- _ASSIGNED TASK_:
Make an exact copy of the entries below and leave any picture out of it.

[Start of Attachment]

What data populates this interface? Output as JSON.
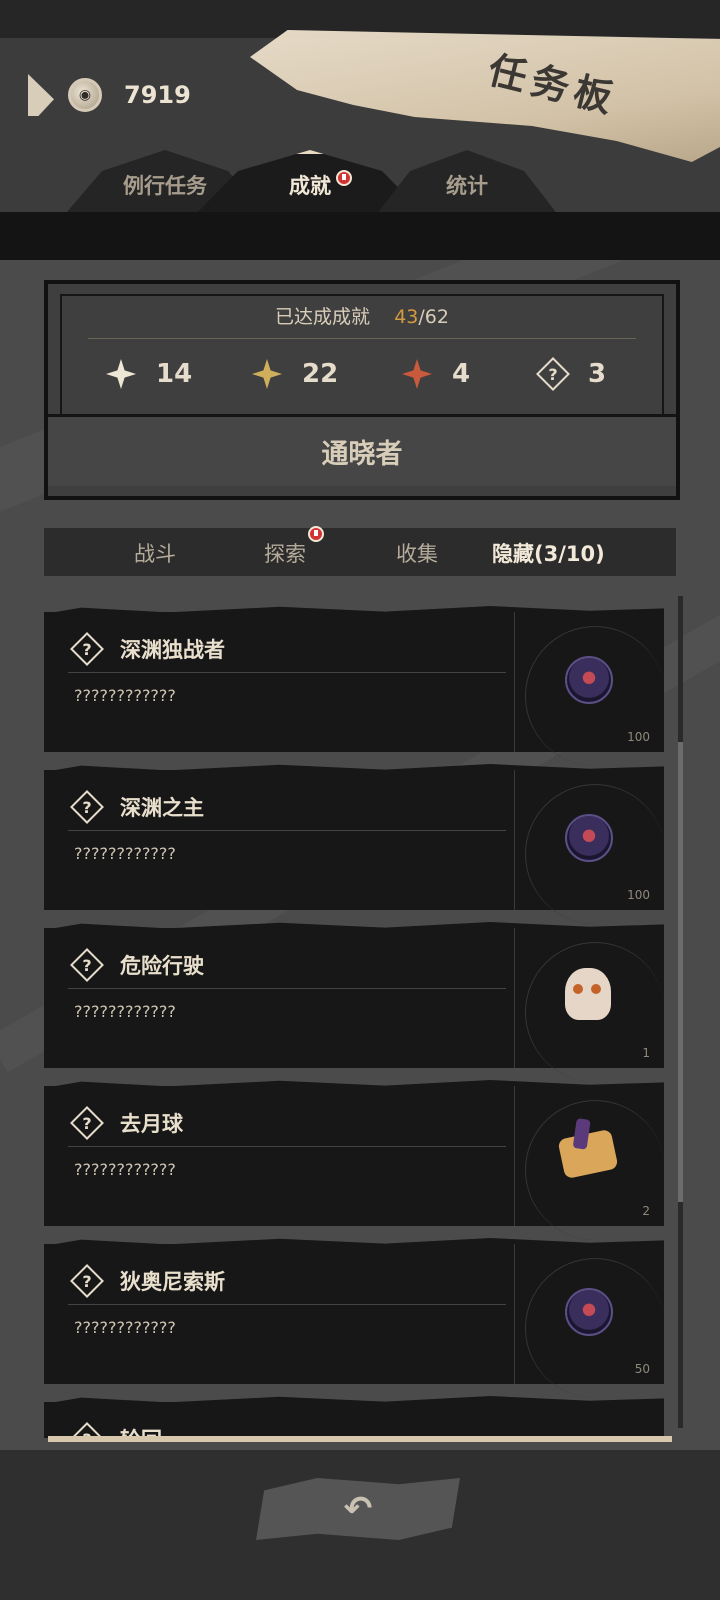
{
  "header": {
    "title": "任务板",
    "coins": "7919",
    "tabs": [
      {
        "label": "例行任务",
        "active": false,
        "badge": false
      },
      {
        "label": "成就",
        "active": true,
        "badge": true
      },
      {
        "label": "统计",
        "active": false,
        "badge": false
      }
    ]
  },
  "summary": {
    "label": "已达成成就",
    "current": "43",
    "separator": "/",
    "total": "62",
    "stats": [
      {
        "icon": "white-star-icon",
        "color": "#efe7d6",
        "value": "14"
      },
      {
        "icon": "gold-star-icon",
        "color": "#cfae5c",
        "value": "22"
      },
      {
        "icon": "red-star-icon",
        "color": "#c95a3c",
        "value": "4"
      },
      {
        "icon": "hidden-question-icon",
        "value": "3"
      }
    ],
    "earned_title": "通晓者"
  },
  "categories": [
    {
      "label": "战斗",
      "active": false,
      "badge": false
    },
    {
      "label": "探索",
      "active": false,
      "badge": true
    },
    {
      "label": "收集",
      "active": false,
      "badge": false
    },
    {
      "label": "隐藏(3/10)",
      "active": true,
      "badge": false
    }
  ],
  "achievements": [
    {
      "title": "深渊独战者",
      "desc": "????????????",
      "reward": "orb-icon",
      "count": "100"
    },
    {
      "title": "深渊之主",
      "desc": "????????????",
      "reward": "orb-icon",
      "count": "100"
    },
    {
      "title": "危险行驶",
      "desc": "????????????",
      "reward": "skull-icon",
      "count": "1"
    },
    {
      "title": "去月球",
      "desc": "????????????",
      "reward": "scroll-icon",
      "count": "2"
    },
    {
      "title": "狄奥尼索斯",
      "desc": "????????????",
      "reward": "orb-icon",
      "count": "50"
    },
    {
      "title": "轮回",
      "desc": "",
      "reward": "",
      "count": ""
    }
  ],
  "footer": {
    "back_icon": "back-arrow-icon"
  },
  "colors": {
    "accent_orange": "#d39a3f",
    "badge_red": "#d23434",
    "paper": "#dac9ad"
  }
}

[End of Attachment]

- _ANSWER TO THIS TASK_:
What data populates this interface? Output as JSON.
{
  "header": {
    "title": "任务板",
    "coins": "7919",
    "tabs": [
      {
        "label": "例行任务",
        "active": false,
        "badge": false
      },
      {
        "label": "成就",
        "active": true,
        "badge": true
      },
      {
        "label": "统计",
        "active": false,
        "badge": false
      }
    ]
  },
  "summary": {
    "label": "已达成成就",
    "current": "43",
    "separator": "/",
    "total": "62",
    "stats": [
      {
        "icon": "white-star-icon",
        "color": "#efe7d6",
        "value": "14"
      },
      {
        "icon": "gold-star-icon",
        "color": "#cfae5c",
        "value": "22"
      },
      {
        "icon": "red-star-icon",
        "color": "#c95a3c",
        "value": "4"
      },
      {
        "icon": "hidden-question-icon",
        "value": "3"
      }
    ],
    "earned_title": "通晓者"
  },
  "categories": [
    {
      "label": "战斗",
      "active": false,
      "badge": false
    },
    {
      "label": "探索",
      "active": false,
      "badge": true
    },
    {
      "label": "收集",
      "active": false,
      "badge": false
    },
    {
      "label": "隐藏(3/10)",
      "active": true,
      "badge": false
    }
  ],
  "achievements": [
    {
      "title": "深渊独战者",
      "desc": "????????????",
      "reward": "orb-icon",
      "count": "100"
    },
    {
      "title": "深渊之主",
      "desc": "????????????",
      "reward": "orb-icon",
      "count": "100"
    },
    {
      "title": "危险行驶",
      "desc": "????????????",
      "reward": "skull-icon",
      "count": "1"
    },
    {
      "title": "去月球",
      "desc": "????????????",
      "reward": "scroll-icon",
      "count": "2"
    },
    {
      "title": "狄奥尼索斯",
      "desc": "????????????",
      "reward": "orb-icon",
      "count": "50"
    },
    {
      "title": "轮回",
      "desc": "",
      "reward": "",
      "count": ""
    }
  ],
  "footer": {
    "back_icon": "back-arrow-icon"
  },
  "colors": {
    "accent_orange": "#d39a3f",
    "badge_red": "#d23434",
    "paper": "#dac9ad"
  }
}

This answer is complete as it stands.